Perhaps in order to better understand one has to grasp the notion that we do not agree with the ideology that runs through the technological production of progress and development through market competition, because this competition relies upon halting the flow of goods, planning obsolescence and the promotion of irresponsible consumerism. Not to mention, the technology project currently flourishing is exactly one of extreme control and hyper-surveillance. We are in the hands of a perverse God, of great magnitude, who is enslaving us all and guaranteeing supreme life only for his chosen ones.

Bringing Shamanism into the technology discussion is important because it conflicts with the monotheist imaginary of the superpower, permeating it with spectral masses, souls, populations. Technology here is placed in the service of something other than power and control: that is to say, in the service of insurgent demands, local needs, scientific inquiry, collaborative projects. Technoshamanism is, thus, a collaborative utopia.

As a network of utopian collaboration (but also dystopian and entropic), these concepts and these practices are beginning to gain momentum through the encounters it promotes. It only functions in network, it is not a government project and it cannot be spread on a global scale, nor will it be bigger than itself, it is only boundless for as long as it lasts. But it is international and it is coping with associated networks, promoting debates, gathering knowledge that can be put to use by groups or small communities, transferring experiences from one side to the other, promoting free rituals, activating the imagination and the field of subconscious relationships. It is a social clinic for the future, exactly because it deals with this ancestry (subjective, clinical subconscious fields), with these societies (community networks, indigenous communities, Internet groups, international communities) and with these futures (imaginary dispute about the future, Antropoceno, de-antropocenizing practices). Subjectivity – Society – Future. What other humans could we be?

We don’t know for certain how much repercussion technoshamanism has in the countries of the South. We do know that in Latin America it has a great deal of connection, with very engaged people from countries such as Ecuador and Colombia. But I think it can be a great proposal to start to think in this confluence between the Global South and technoshamanism’s ancestralfuturism. There will be no technological or future transformation without the paradigmatic change of subjects and their ways of wanting.

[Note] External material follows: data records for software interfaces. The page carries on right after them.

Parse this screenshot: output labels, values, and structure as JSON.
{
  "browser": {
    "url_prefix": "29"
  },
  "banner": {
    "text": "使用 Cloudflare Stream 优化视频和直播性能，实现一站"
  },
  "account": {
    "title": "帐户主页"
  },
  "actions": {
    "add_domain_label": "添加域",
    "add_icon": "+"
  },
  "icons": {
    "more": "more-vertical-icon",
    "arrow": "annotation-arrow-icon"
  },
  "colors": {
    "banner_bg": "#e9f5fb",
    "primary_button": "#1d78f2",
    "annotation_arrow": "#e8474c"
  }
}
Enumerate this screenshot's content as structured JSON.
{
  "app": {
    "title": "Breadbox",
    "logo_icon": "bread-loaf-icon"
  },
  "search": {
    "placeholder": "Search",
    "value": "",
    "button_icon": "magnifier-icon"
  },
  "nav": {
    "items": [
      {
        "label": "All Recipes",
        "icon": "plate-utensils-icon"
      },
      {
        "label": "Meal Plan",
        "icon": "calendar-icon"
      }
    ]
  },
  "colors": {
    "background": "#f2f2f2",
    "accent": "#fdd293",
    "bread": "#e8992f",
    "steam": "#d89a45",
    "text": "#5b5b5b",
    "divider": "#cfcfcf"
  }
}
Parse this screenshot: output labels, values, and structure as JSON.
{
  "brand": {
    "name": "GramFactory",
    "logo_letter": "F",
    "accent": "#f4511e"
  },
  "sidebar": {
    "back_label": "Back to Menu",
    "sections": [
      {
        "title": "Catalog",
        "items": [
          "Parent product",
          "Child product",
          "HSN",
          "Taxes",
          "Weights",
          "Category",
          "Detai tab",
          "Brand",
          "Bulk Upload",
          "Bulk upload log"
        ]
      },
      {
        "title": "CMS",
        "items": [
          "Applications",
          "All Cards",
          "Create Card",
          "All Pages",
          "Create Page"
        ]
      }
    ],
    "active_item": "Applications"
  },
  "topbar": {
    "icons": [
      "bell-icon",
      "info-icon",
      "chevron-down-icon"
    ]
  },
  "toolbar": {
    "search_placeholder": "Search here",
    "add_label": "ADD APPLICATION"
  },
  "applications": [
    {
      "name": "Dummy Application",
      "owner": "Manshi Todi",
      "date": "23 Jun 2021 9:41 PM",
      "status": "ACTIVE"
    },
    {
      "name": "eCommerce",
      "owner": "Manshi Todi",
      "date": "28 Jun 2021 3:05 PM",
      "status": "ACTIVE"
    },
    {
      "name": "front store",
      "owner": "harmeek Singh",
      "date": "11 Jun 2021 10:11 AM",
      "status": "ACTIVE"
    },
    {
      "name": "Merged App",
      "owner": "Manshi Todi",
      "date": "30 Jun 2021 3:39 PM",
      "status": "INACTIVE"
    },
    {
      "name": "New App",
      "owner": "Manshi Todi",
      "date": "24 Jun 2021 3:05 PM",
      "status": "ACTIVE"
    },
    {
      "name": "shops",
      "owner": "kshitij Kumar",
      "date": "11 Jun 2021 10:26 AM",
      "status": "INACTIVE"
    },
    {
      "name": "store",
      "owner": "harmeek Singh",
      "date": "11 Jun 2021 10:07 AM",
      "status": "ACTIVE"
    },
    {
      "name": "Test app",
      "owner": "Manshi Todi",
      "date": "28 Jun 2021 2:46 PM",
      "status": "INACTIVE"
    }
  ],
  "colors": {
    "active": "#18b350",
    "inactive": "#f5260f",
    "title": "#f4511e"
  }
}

Fabiane Borges has a PhD in clinical psychology. Her research focuses on Space-art, art and technology, shamanism, performance and subjectivity.